With MaaS, passengers can make initial trip requests using the same channels referenced above. They can create new trips, update times for already created trips, find out where their driver is, add a stop on a current trip and cancel a trip without requiring any human interaction.
The result is higher-quality service at a lower cost to your organization.Bots make it easy to get trip updates and ETAs with just a few touches of a screen.
3. Will-call activation
In NEMT, it used to take up to an hour to fulfill a request for a return trip from an appointment. This is primarily because there were too many manual processes involved in dispatching a driver to the patient’s location.
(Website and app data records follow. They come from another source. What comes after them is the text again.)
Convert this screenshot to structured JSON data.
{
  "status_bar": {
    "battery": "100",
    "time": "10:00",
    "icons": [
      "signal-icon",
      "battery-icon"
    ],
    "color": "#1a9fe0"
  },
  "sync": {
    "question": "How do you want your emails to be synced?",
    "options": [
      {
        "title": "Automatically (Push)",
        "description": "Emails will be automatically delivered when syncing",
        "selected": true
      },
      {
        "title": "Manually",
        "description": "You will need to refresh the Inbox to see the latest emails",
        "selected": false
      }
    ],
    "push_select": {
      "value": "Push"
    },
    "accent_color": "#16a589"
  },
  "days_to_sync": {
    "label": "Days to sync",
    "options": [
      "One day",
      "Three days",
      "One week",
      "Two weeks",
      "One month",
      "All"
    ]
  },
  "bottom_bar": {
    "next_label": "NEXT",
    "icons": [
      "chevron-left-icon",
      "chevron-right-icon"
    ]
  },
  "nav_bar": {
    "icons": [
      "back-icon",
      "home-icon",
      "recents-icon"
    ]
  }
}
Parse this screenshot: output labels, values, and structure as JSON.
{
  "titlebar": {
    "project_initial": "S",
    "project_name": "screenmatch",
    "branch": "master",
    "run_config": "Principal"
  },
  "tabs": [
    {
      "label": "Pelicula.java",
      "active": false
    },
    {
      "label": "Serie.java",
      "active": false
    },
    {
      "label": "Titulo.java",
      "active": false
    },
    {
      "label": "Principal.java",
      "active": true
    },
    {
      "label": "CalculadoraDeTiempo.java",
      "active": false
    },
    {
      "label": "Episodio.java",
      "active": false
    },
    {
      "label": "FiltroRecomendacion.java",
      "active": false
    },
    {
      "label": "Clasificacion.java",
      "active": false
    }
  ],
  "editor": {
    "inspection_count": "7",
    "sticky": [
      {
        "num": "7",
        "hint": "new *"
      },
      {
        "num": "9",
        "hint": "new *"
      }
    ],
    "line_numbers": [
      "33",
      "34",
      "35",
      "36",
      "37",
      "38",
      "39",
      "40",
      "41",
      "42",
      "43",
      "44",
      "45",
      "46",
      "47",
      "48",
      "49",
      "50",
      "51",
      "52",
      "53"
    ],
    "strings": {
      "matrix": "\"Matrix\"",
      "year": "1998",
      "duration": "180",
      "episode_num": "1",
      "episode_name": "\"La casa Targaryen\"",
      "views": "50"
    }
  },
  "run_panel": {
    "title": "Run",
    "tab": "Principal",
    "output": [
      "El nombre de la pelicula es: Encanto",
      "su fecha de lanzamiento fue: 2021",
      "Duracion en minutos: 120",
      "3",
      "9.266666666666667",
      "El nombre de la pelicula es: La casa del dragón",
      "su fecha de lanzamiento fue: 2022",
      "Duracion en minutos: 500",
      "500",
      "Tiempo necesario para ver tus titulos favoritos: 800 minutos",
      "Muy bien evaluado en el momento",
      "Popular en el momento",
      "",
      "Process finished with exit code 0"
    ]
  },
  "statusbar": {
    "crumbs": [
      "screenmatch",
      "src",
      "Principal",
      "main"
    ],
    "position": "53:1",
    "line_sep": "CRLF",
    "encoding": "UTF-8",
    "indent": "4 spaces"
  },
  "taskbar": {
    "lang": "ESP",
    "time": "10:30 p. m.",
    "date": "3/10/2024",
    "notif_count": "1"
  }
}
But with bots at the helm, return trips can be orchestrated in 5 to 10 minutes. This is possible for several reasons:
– Riders can make a return-trip request within seconds over a channel of their choosing.
– A digital MaaS platform centralizes driver management, so it’s always clear whose available and nearest to the passenger pickup point.
That’s not all. MaaS also makes it easy for drivers to record the exact time that a trip begins. This means historic customer information is saved so the platform can predict if certain NEMT passengers wrap up their visits faster or slower than others. Over time, this information can be helpful to brokers as they attempt to coordinate driver schedules and work around inconsistencies in dropoff and pickup times.
Better customer support starts with bots
The biggest challenge in modern transport management is customer support, and not just because it’s expensive for brokers and providers. Patients who lack a real-time view of their trip status are taking it on faith that someone is coming to get them and bring them wherever it is they need to be.
RydeBot, a central component of the WellRyde people movement platform, can eliminate that sense of uncertainty. At the same time, they also push the bulk of customer support overhead onto the patients since they can handle the vast majority of customer queries – whether it’s scheduling a new trip, learning the status of a trip in progress or activating a request for a return journey. And of course, WellRyde’s Rydebot is pre-configured to handle these types of requests through the rider’s preferred communication channel.
Accordingly, brokers and providers can focus their time, money and effort on finding new ways to enhance operational efficiency and deliver a winning customer experience for their riders.